• Your objective
Exclude all pictures from your copy of the data below, which should otherwise match exactly.

[Data supplied]

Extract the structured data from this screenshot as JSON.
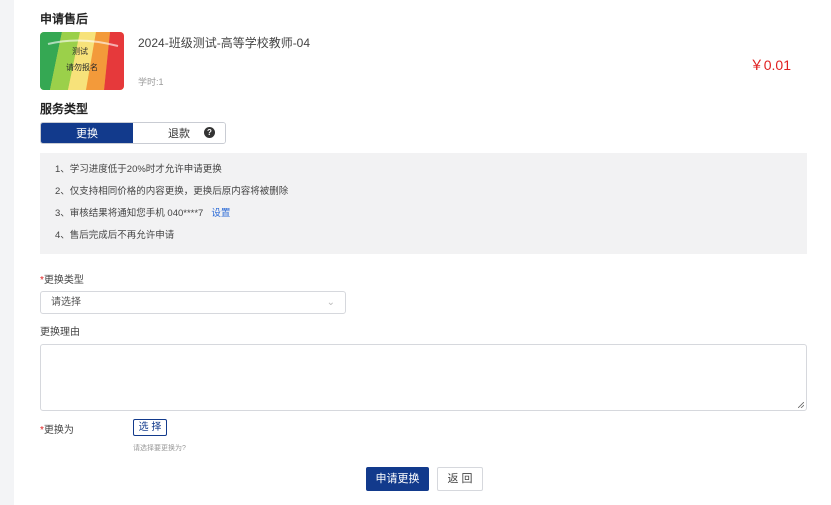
{
  "page": {
    "title": "申请售后"
  },
  "product": {
    "name": "2024-班级测试-高等学校教师-04",
    "hours": "学时:1",
    "price": "￥0.01",
    "thumbnail": {
      "icon": "course-cover-image",
      "text_top": "测试",
      "text_bottom": "请勿报名"
    }
  },
  "service_type": {
    "title": "服务类型",
    "options": [
      "更换",
      "退款"
    ],
    "selected": "更换",
    "help_icon": "question-circle-icon"
  },
  "notice": {
    "lines": [
      "1、学习进度低于20%时才允许申请更换",
      "2、仅支持相同价格的内容更换，更换后原内容将被删除",
      "3、审核结果将通知您手机 040****7",
      "4、售后完成后不再允许申请"
    ],
    "link_label": "设置"
  },
  "form": {
    "exchange_type_label": "更换类型",
    "exchange_type_placeholder": "请选择",
    "reason_label": "更换理由",
    "reason_value": "",
    "exchange_to_label": "更换为",
    "choose_button": "选 择",
    "choose_hint": "请选择要更换为?"
  },
  "actions": {
    "submit": "申请更换",
    "back": "返 回"
  },
  "colors": {
    "primary": "#123a8c",
    "price": "#e02020",
    "link": "#2c6bd6",
    "required": "#e02020"
  }
}
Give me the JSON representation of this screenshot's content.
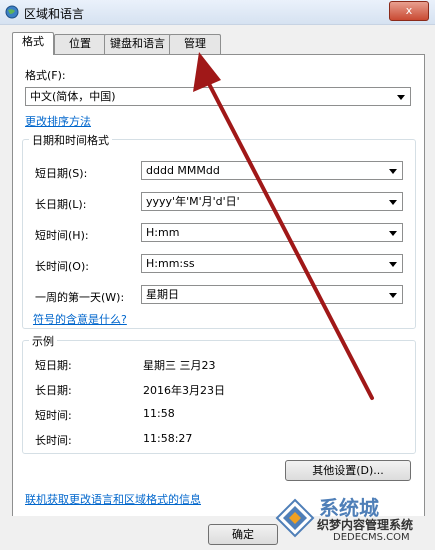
{
  "window": {
    "title": "区域和语言",
    "close_label": "x"
  },
  "tabs": [
    {
      "label": "格式",
      "active": true
    },
    {
      "label": "位置",
      "active": false
    },
    {
      "label": "键盘和语言",
      "active": false
    },
    {
      "label": "管理",
      "active": false
    }
  ],
  "format": {
    "label": "格式(F):",
    "value": "中文(简体，中国)",
    "sort_link": "更改排序方法"
  },
  "datetime_group": {
    "title": "日期和时间格式",
    "rows": [
      {
        "label": "短日期(S):",
        "value": "dddd  MMMdd"
      },
      {
        "label": "长日期(L):",
        "value": "yyyy'年'M'月'd'日'"
      },
      {
        "label": "短时间(H):",
        "value": "H:mm"
      },
      {
        "label": "长时间(O):",
        "value": "H:mm:ss"
      },
      {
        "label": "一周的第一天(W):",
        "value": "星期日"
      }
    ],
    "symbol_link": "符号的含意是什么?"
  },
  "example_group": {
    "title": "示例",
    "rows": [
      {
        "label": "短日期:",
        "value": "星期三  三月23"
      },
      {
        "label": "长日期:",
        "value": "2016年3月23日"
      },
      {
        "label": "短时间:",
        "value": "11:58"
      },
      {
        "label": "长时间:",
        "value": "11:58:27"
      }
    ]
  },
  "other_settings_label": "其他设置(D)...",
  "online_link": "联机获取更改语言和区域格式的信息",
  "ok_label": "确定",
  "watermark": {
    "line1": "系统城",
    "line2": "织梦内容管理系统",
    "line3": "DEDECMS.COM"
  },
  "colors": {
    "link": "#0066cc",
    "arrow": "#a01818",
    "accent": "#4f7fb8"
  }
}
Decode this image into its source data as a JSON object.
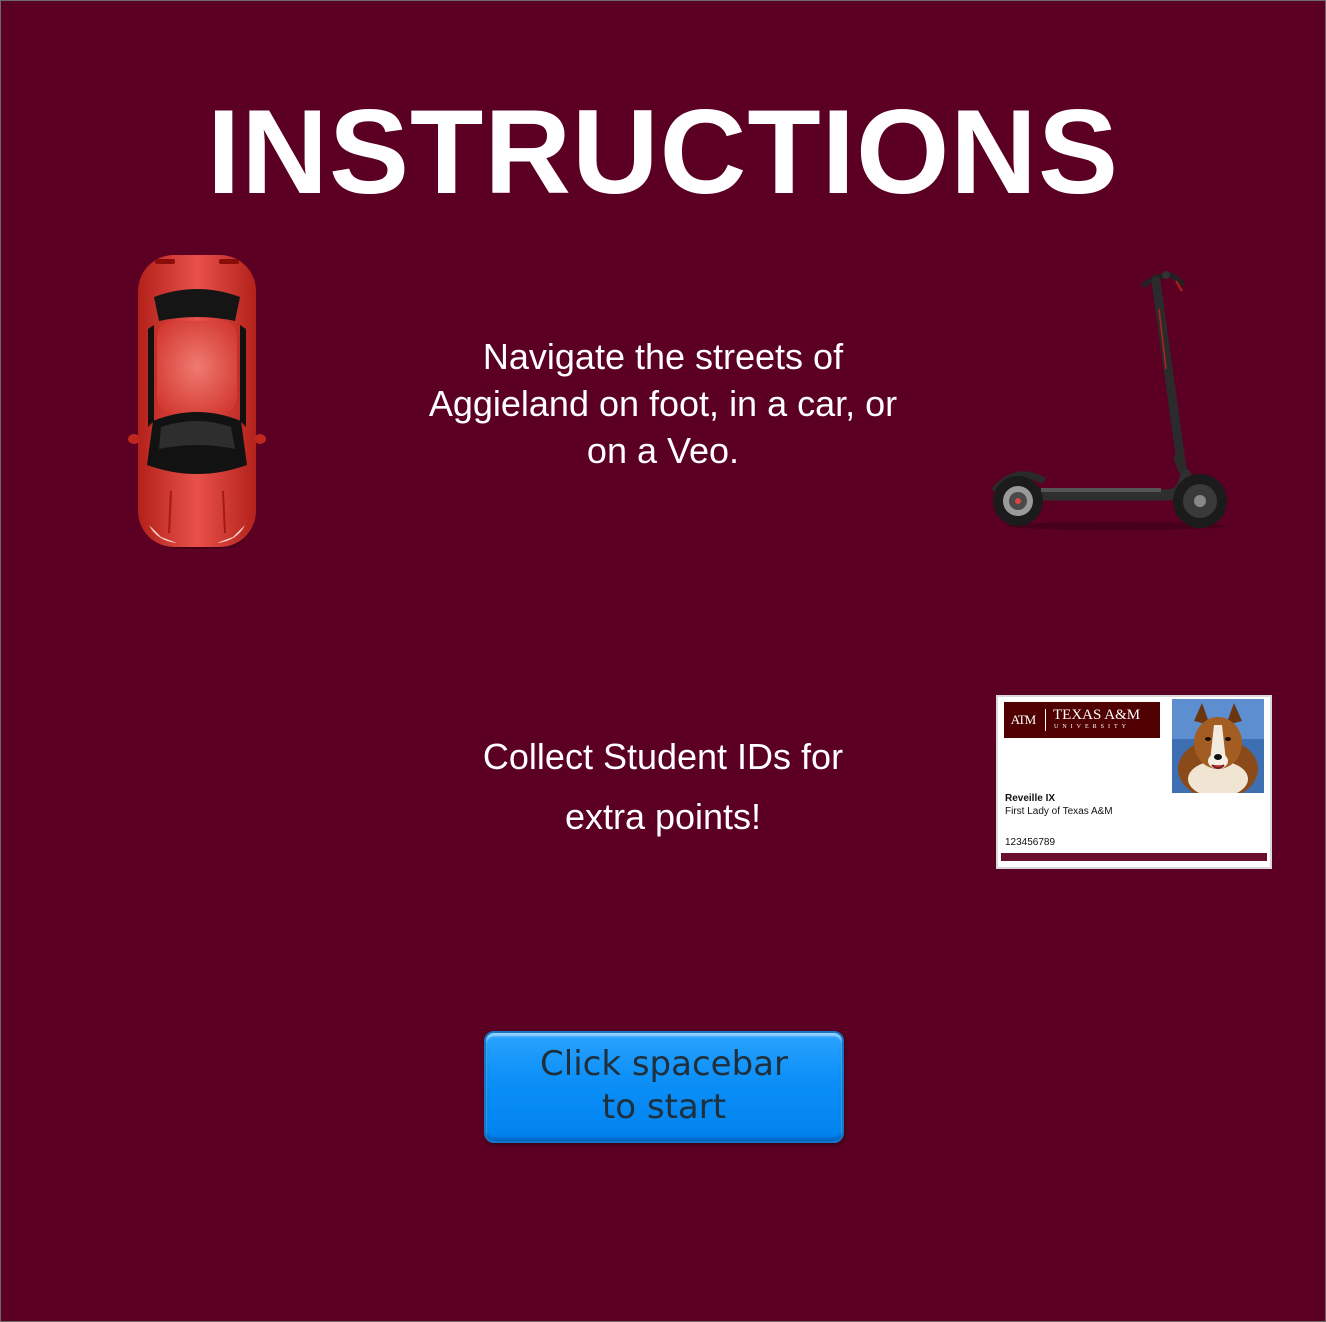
{
  "screen": {
    "title": "INSTRUCTIONS",
    "background_color": "#5b0022"
  },
  "instructions": {
    "navigate_lines": [
      "Navigate the streets of",
      "Aggieland on foot, in a car, or",
      "on a Veo."
    ],
    "collect_lines": [
      "Collect Student IDs for",
      "extra points!"
    ]
  },
  "sprites": {
    "car": "red-car-icon",
    "scooter": "electric-scooter-icon"
  },
  "student_id": {
    "logo": "ATM",
    "university": "TEXAS A&M",
    "university_sub": "UNIVERSITY",
    "name": "Reveille IX",
    "title": "First Lady of Texas A&M",
    "number": "123456789",
    "photo": "collie-dog-photo",
    "accent_color": "#500000"
  },
  "start_button": {
    "lines": [
      "Click spacebar",
      "to start"
    ],
    "color": "#0b8ff7"
  }
}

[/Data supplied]

• Finished exercise
Extract the structured data from this screenshot as JSON.
{
  "page": {
    "title": "申请售后"
  },
  "product": {
    "name": "2024-班级测试-高等学校教师-04",
    "hours": "学时:1",
    "price": "￥0.01",
    "thumbnail": {
      "icon": "course-cover-image",
      "text_top": "测试",
      "text_bottom": "请勿报名"
    }
  },
  "service_type": {
    "title": "服务类型",
    "options": [
      "更换",
      "退款"
    ],
    "selected": "更换",
    "help_icon": "question-circle-icon"
  },
  "notice": {
    "lines": [
      "1、学习进度低于20%时才允许申请更换",
      "2、仅支持相同价格的内容更换，更换后原内容将被删除",
      "3、审核结果将通知您手机 040****7",
      "4、售后完成后不再允许申请"
    ],
    "link_label": "设置"
  },
  "form": {
    "exchange_type_label": "更换类型",
    "exchange_type_placeholder": "请选择",
    "reason_label": "更换理由",
    "reason_value": "",
    "exchange_to_label": "更换为",
    "choose_button": "选 择",
    "choose_hint": "请选择要更换为?"
  },
  "actions": {
    "submit": "申请更换",
    "back": "返 回"
  },
  "colors": {
    "primary": "#123a8c",
    "price": "#e02020",
    "link": "#2c6bd6",
    "required": "#e02020"
  }
}
Give me the JSON representation of this screenshot's content.
{
  "window": {
    "title": "区域和语言",
    "close_label": "x"
  },
  "tabs": [
    {
      "label": "格式",
      "active": true
    },
    {
      "label": "位置",
      "active": false
    },
    {
      "label": "键盘和语言",
      "active": false
    },
    {
      "label": "管理",
      "active": false
    }
  ],
  "format": {
    "label": "格式(F):",
    "value": "中文(简体，中国)",
    "sort_link": "更改排序方法"
  },
  "datetime_group": {
    "title": "日期和时间格式",
    "rows": [
      {
        "label": "短日期(S):",
        "value": "dddd  MMMdd"
      },
      {
        "label": "长日期(L):",
        "value": "yyyy'年'M'月'd'日'"
      },
      {
        "label": "短时间(H):",
        "value": "H:mm"
      },
      {
        "label": "长时间(O):",
        "value": "H:mm:ss"
      },
      {
        "label": "一周的第一天(W):",
        "value": "星期日"
      }
    ],
    "symbol_link": "符号的含意是什么?"
  },
  "example_group": {
    "title": "示例",
    "rows": [
      {
        "label": "短日期:",
        "value": "星期三  三月23"
      },
      {
        "label": "长日期:",
        "value": "2016年3月23日"
      },
      {
        "label": "短时间:",
        "value": "11:58"
      },
      {
        "label": "长时间:",
        "value": "11:58:27"
      }
    ]
  },
  "other_settings_label": "其他设置(D)...",
  "online_link": "联机获取更改语言和区域格式的信息",
  "ok_label": "确定",
  "watermark": {
    "line1": "系统城",
    "line2": "织梦内容管理系统",
    "line3": "DEDECMS.COM"
  },
  "colors": {
    "link": "#0066cc",
    "arrow": "#a01818",
    "accent": "#4f7fb8"
  }
}
Decode this image into its source data as a JSON object.
{
  "screen": {
    "title": "INSTRUCTIONS",
    "background_color": "#5b0022"
  },
  "instructions": {
    "navigate_lines": [
      "Navigate the streets of",
      "Aggieland on foot, in a car, or",
      "on a Veo."
    ],
    "collect_lines": [
      "Collect Student IDs for",
      "extra points!"
    ]
  },
  "sprites": {
    "car": "red-car-icon",
    "scooter": "electric-scooter-icon"
  },
  "student_id": {
    "logo": "ATM",
    "university": "TEXAS A&M",
    "university_sub": "UNIVERSITY",
    "name": "Reveille IX",
    "title": "First Lady of Texas A&M",
    "number": "123456789",
    "photo": "collie-dog-photo",
    "accent_color": "#500000"
  },
  "start_button": {
    "lines": [
      "Click spacebar",
      "to start"
    ],
    "color": "#0b8ff7"
  }
}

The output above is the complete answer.